Some of the excitement of my reading came from anticipating a wrong move—Surely at some point, Schwartz would overstay his welcome, veer sentimental. It never, ever happens. Ben, in “Galisteo Street,” does not suddenly begin to write again. That part of his life we were told was finished is, in fact, finished. Elaine’s barroom companion, thank god, never turns out to be the man who robbed her, as he would have in a cheaper story. And when the moment arrives to consummate their liaison, nothing that you expect to happen happens, and it feels exactly right, exactly like life.
There is derisive talk among literati of the prevalence of the “workshop story,” a genre defined by Writer’s Digest as one that’s “solidly built, carefully constructed, and follows all of the guidelines of a quality story: fully realized characters, an abundance of scene, strong sense of place, conflict where something of importance is at stake, description and imagery.” From this description, of course, it sounds harmless enough, but at no literary gathering will the phrase “workshop story” be one of approbation. And yet. In the hands of a writer as talented and sensitive as Schwartz, flashy language and exotic vistas turn out not to be necessary. Solid construction can be seen for once as the real marvel of physics that it is. And the “conflict where something of importance is at stake” can seem like the only thing worth caring about.
Do we really want Connor’s mother to sign that enlistment authorization in “Absolute Zero”? And will she?
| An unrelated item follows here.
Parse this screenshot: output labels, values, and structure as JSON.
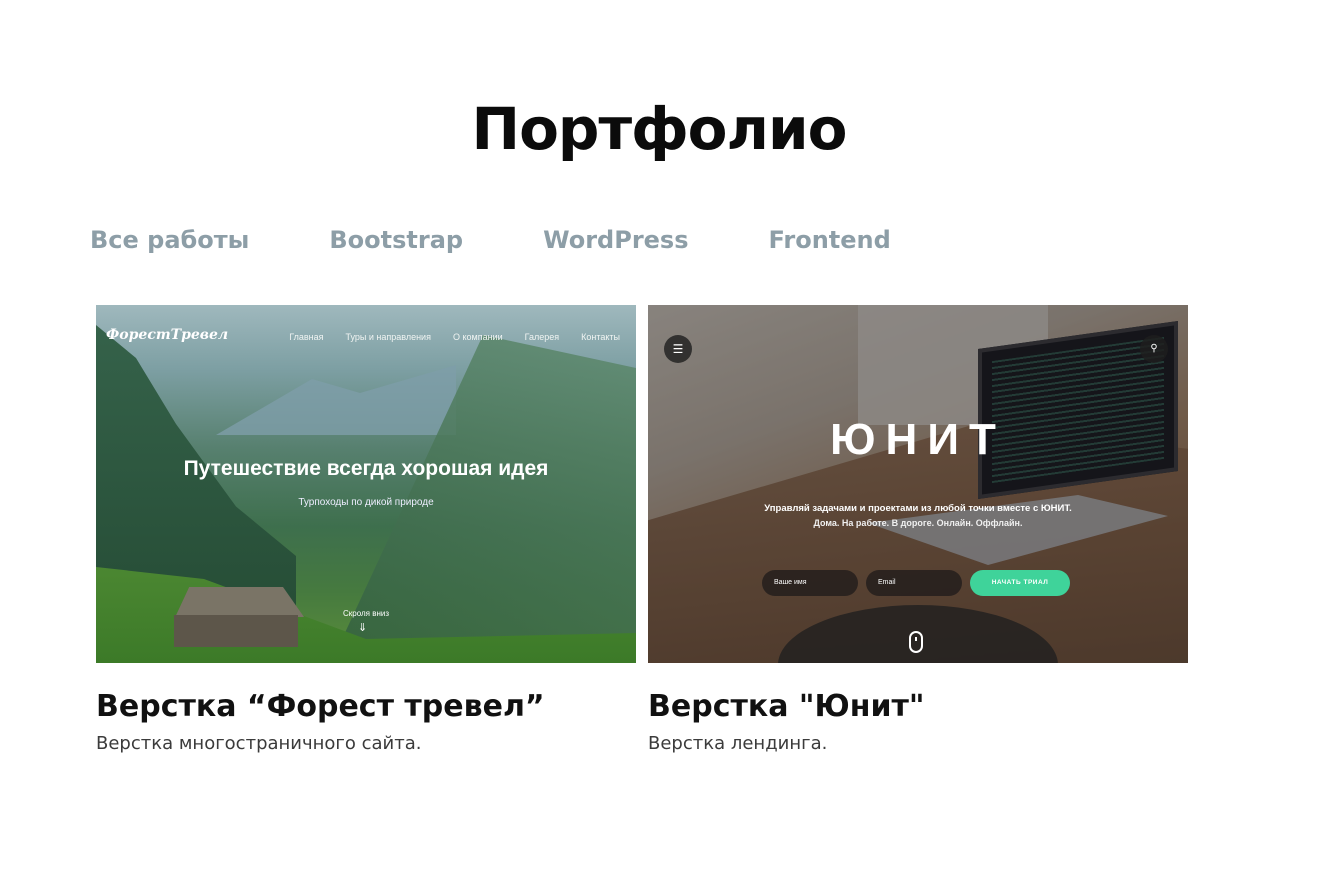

Does anything of a sexual nature transpire between David and Miles, formerly Mimi, his transgendered cousin, in “Seeing Miles,” and do we want it to? The answers are surprising, and the stories ring true.